WASHINGTON — President Barack Obama's economic recovery program saved 935 jobs at the Southwest Georgia Community Action Council, an impressive success story for the stimulus plan. Trouble is, only 508 people work there.
Do go read the whole thing; it's screamingly funny, especially the part where the administration also defends counting each employee as a fraction of a "saved" job.
The Georgia nonprofit's inflated job count is among persisting errors in the government's latest effort to measure the effect of the $787 billion stimulus plan despite White House promises last week that the new data would undergo an "extensive review" to root out errors discovered in an earlier report.
About two-thirds of the 14,506 jobs claimed to be saved under one federal office, the Administration for Children and Families at Health and Human Services, actually weren't saved at all, according to a review of the latest data by The Associated Press. Instead, that figure includes more than 9,300 existing employees in hundreds of local agencies who received pay raises and benefits and whose jobs weren't saved. [...]
But officials defended the practice of counting raises as saved jobs.
"If I give you a raise, it is going to save a portion of your job," HHS spokesman Luis Rosero said.
This is one area where the MSM does deserve a little credit. The transparent idiocy of the whole "saved job" notion, as if it's even remotely possible to quantify which jobs were "saved" by government intervention, and which ones were just going along, not really in any danger at all, completely unaffected positively or negatively by the various stimulus cash floating around in banker's pockets or the odd auto company here and there, is something they have not really failed to point out. Of course, were a Republican to try this "created or saved" nonsense, it would generate large sarcastic headlines in the New York Times, a prickly Maureen Dowd column or ten, and weeks of Sunday news program focus; but we'll take what we can get.

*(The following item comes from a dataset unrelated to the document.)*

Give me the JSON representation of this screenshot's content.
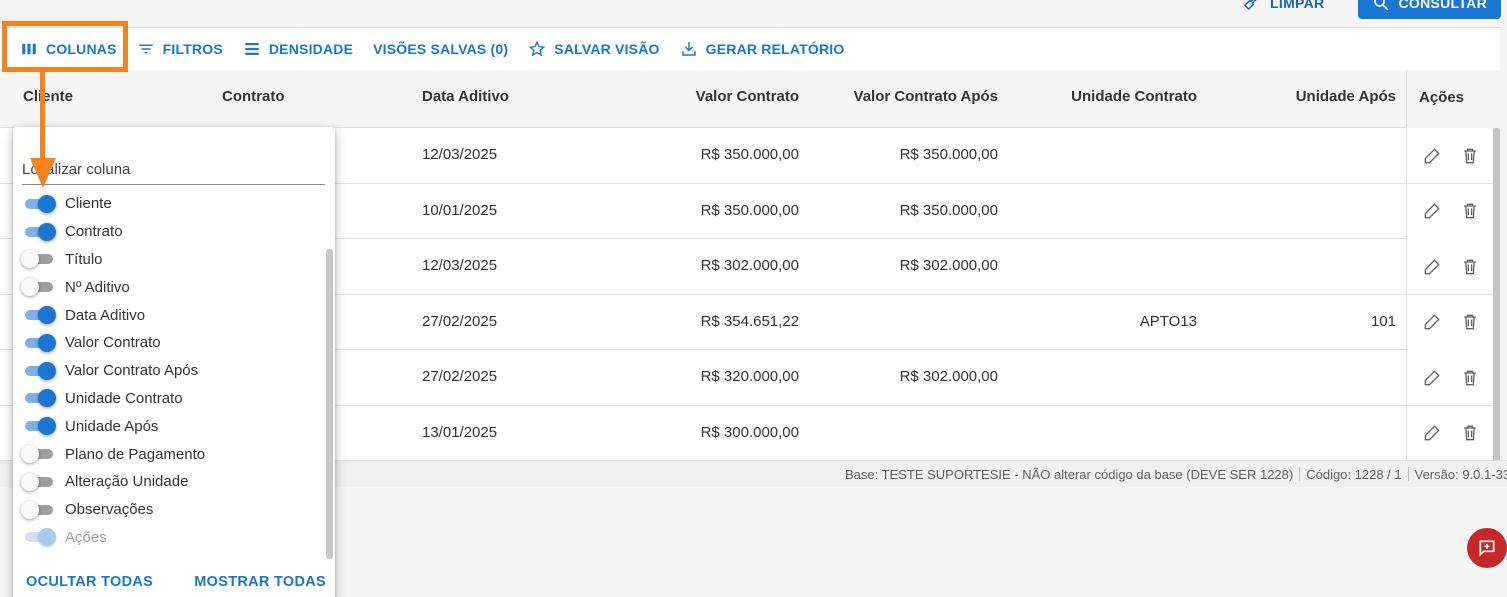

In a way, the logic of "created or saved" seems awfully familiar. It is reminiscent of the woman who returns home after a shopping spree, loaded with bags and boxes, and insists to her critical husband that she has just saved a ton of money, because everything she bought was on sale. It's also reminiscent of the way that politicians can increase taxes, spend themselves into an even bigger deficit than they've already created (or saved), and then claim that they've reduced spending by creating future savings, which they demonstrate via a dizzying display of questionable math.
Still, the rather easily dismantled claim that the stimulus spending has "saved" any jobs, and the revelation of just how silly the thought processes behind the notion that any of these jobs were actually saved at all really are, has got to be making some Democrats wish that this particular catchphrase had never been created. Or saved.